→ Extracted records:
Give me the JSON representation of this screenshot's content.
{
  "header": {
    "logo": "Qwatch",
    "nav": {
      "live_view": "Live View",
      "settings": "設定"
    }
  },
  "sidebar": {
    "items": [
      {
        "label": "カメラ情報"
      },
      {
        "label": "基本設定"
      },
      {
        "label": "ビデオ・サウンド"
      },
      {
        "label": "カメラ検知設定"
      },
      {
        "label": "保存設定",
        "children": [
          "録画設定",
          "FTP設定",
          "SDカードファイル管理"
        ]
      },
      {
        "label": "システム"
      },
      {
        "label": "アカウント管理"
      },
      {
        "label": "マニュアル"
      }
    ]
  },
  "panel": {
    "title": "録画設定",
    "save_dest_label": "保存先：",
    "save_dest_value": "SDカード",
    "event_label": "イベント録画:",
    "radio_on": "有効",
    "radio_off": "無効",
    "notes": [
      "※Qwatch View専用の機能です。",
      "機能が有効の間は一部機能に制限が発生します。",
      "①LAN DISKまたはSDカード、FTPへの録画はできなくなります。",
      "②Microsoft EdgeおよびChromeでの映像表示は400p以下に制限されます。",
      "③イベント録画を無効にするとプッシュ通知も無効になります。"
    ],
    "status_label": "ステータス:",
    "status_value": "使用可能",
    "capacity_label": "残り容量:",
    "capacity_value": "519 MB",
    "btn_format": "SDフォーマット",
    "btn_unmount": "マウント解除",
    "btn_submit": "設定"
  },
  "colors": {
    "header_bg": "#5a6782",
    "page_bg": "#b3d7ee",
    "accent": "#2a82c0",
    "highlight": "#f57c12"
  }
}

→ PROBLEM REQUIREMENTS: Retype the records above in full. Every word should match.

→ SOLUTION TO THIS EXERCISE:
Give me the JSON representation of this screenshot's content.
{
  "header": {
    "logo": "Qwatch",
    "nav": {
      "live_view": "Live View",
      "settings": "設定"
    }
  },
  "sidebar": {
    "items": [
      {
        "label": "カメラ情報"
      },
      {
        "label": "基本設定"
      },
      {
        "label": "ビデオ・サウンド"
      },
      {
        "label": "カメラ検知設定"
      },
      {
        "label": "保存設定",
        "children": [
          "録画設定",
          "FTP設定",
          "SDカードファイル管理"
        ]
      },
      {
        "label": "システム"
      },
      {
        "label": "アカウント管理"
      },
      {
        "label": "マニュアル"
      }
    ]
  },
  "panel": {
    "title": "録画設定",
    "save_dest_label": "保存先：",
    "save_dest_value": "SDカード",
    "event_label": "イベント録画:",
    "radio_on": "有効",
    "radio_off": "無効",
    "notes": [
      "※Qwatch View専用の機能です。",
      "機能が有効の間は一部機能に制限が発生します。",
      "①LAN DISKまたはSDカード、FTPへの録画はできなくなります。",
      "②Microsoft EdgeおよびChromeでの映像表示は400p以下に制限されます。",
      "③イベント録画を無効にするとプッシュ通知も無効になります。"
    ],
    "status_label": "ステータス:",
    "status_value": "使用可能",
    "capacity_label": "残り容量:",
    "capacity_value": "519 MB",
    "btn_format": "SDフォーマット",
    "btn_unmount": "マウント解除",
    "btn_submit": "設定"
  },
  "colors": {
    "header_bg": "#5a6782",
    "page_bg": "#b3d7ee",
    "accent": "#2a82c0",
    "highlight": "#f57c12"
  }
}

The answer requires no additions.